Pakistan’s Regional Wars Accomplishing Little

General: Swat Valley Taliban Relocate to Karachi, South Waziristan

Underscoring the dubious accomplishments of Pakistan’s various military offensives, Major General Ashfaq Nadeem, the top commander of last year’s Swat Valley offensive, says that most of the leadership of the Swat Valley Taliban has simply relocated to Karachi and South Waziristan since the invasion.

Pakistan launched the offensive in the Swat Valley and surrounding area in late April, following condemnations of a peace effort by US officials. The offensive displaced millions of civilian, did damage to the once tourist hotspot that will take years to repair, but netted few significant leaders of the small Tehreek-e Taliban Pakistan (TTP) auxiliary.

It is a story repeatedly retold in Pakistan. The 2008 Bajaur Agency invasion ended roughly the same way, driving the TTP there into Swat and South Waziristan. The current offensive in South Waziristan is following this trend as well, with military officials lauding the offensive as a great victory, but watching as the militants relocate to Orakzai, Buner and other regions.

Bajaur paved the way for Swat Valley, and South Waziristan has laid the groundwork for growing violence in Bannu and Orakzai. Yet despite the Pakistani military committing around 200,000 soldiers to the wars along its northern border with Afghanistan, it has managed to capture few TTP leaders and seems to only shuffle them to new regions, sparking new invasions which will do the same thing.

What is the endgame for this? Near as can be told there isn’t one. Seven months after declaring Bajaur “Taliban-Free” the TTP returned, sparking more attacks and fears that the military will eventually have to launch another new invasion.

Author: Jason Ditz

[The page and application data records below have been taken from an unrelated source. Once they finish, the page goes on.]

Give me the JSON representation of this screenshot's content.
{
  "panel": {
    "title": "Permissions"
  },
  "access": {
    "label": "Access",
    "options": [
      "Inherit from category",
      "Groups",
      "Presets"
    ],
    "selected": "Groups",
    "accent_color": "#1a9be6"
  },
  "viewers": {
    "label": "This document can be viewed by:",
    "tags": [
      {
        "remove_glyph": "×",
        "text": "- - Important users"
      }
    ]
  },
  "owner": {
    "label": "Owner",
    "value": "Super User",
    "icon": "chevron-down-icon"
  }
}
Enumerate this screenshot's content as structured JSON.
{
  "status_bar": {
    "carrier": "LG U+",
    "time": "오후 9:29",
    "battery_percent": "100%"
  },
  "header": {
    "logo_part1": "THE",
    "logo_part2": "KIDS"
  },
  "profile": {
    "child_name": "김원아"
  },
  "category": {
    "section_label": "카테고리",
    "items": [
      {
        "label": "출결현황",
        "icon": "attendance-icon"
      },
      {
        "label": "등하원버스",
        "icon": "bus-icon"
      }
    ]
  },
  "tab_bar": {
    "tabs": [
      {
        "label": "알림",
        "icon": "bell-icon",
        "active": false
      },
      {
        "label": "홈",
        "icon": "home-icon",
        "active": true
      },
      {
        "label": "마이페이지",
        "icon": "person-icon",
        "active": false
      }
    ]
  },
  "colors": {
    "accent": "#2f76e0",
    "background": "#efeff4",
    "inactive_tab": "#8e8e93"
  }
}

Jason Ditz is Senior Editor for He has 20 years of experience in foreign policy research and his work has appeared in The American Conservative, Responsible Statecraft, Forbes, Toronto Star, Minneapolis Star-Tribune, Providence Journal, Washington Times, and the Detroit Free Press.